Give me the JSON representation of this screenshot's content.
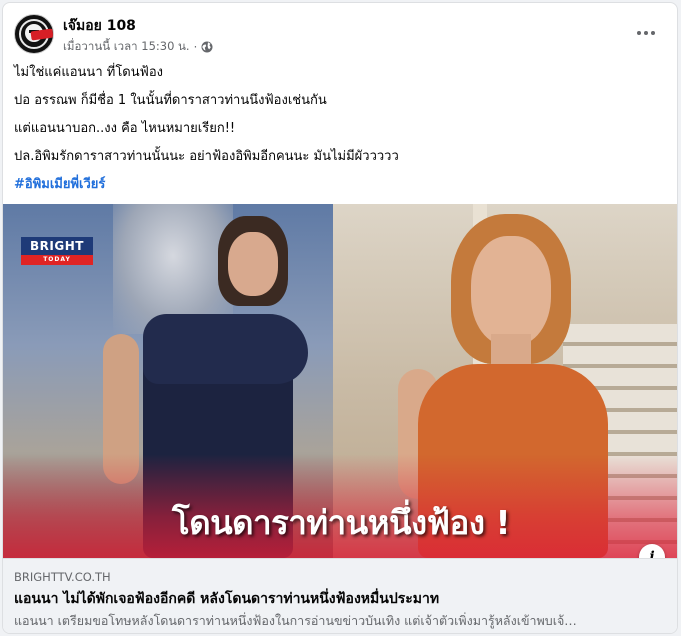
{
  "post": {
    "author": "เจ๊มอย 108",
    "timestamp": "เมื่อวานนี้ เวลา 15:30 น.",
    "separator": "·",
    "privacy_icon": "globe-icon",
    "more_icon": "more-horizontal-icon",
    "text_lines": [
      "ไม่ใช่แค่แอนนา ที่โดนฟ้อง",
      "ปอ อรรณพ ก็มีชื่อ 1 ในนั้นที่ดาราสาวท่านนึงฟ้องเช่นกัน",
      "แต่แอนนาบอก..งง คือ ไหนหมายเรียก!!",
      "ปล.อิพิมรักดาราสาวท่านนั้นนะ อย่าฟ้องอิพิมอีกคนนะ มันไม่มีผัววววว"
    ],
    "hashtag": "#อิพิมเมียพี่เวียร์"
  },
  "image": {
    "brand_logo_top": "BRIGHT",
    "brand_logo_bottom": "TODAY",
    "headline": "โดนดาราท่านหนึ่งฟ้อง !",
    "info_icon": "info-icon",
    "info_label": "i"
  },
  "link": {
    "domain": "BRIGHTTV.CO.TH",
    "title": "แอนนา ไม่ได้พักเจอฟ้องอีกคดี หลังโดนดาราท่านหนึ่งฟ้องหมื่นประมาท",
    "description": "แอนนา เตรียมขอโทษหลังโดนดาราท่านหนึ่งฟ้องในการอ่านขข่าวบันเทิง แต่เจ้าตัวเพิ่งมารู้หลังเข้าพบเจ้…"
  },
  "colors": {
    "hashtag": "#216fdb",
    "secondary_text": "#65676b",
    "link_bg": "#f0f2f5",
    "brand_blue": "#1e3a78",
    "brand_red": "#e02424"
  }
}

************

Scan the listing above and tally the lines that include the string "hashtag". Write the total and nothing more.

2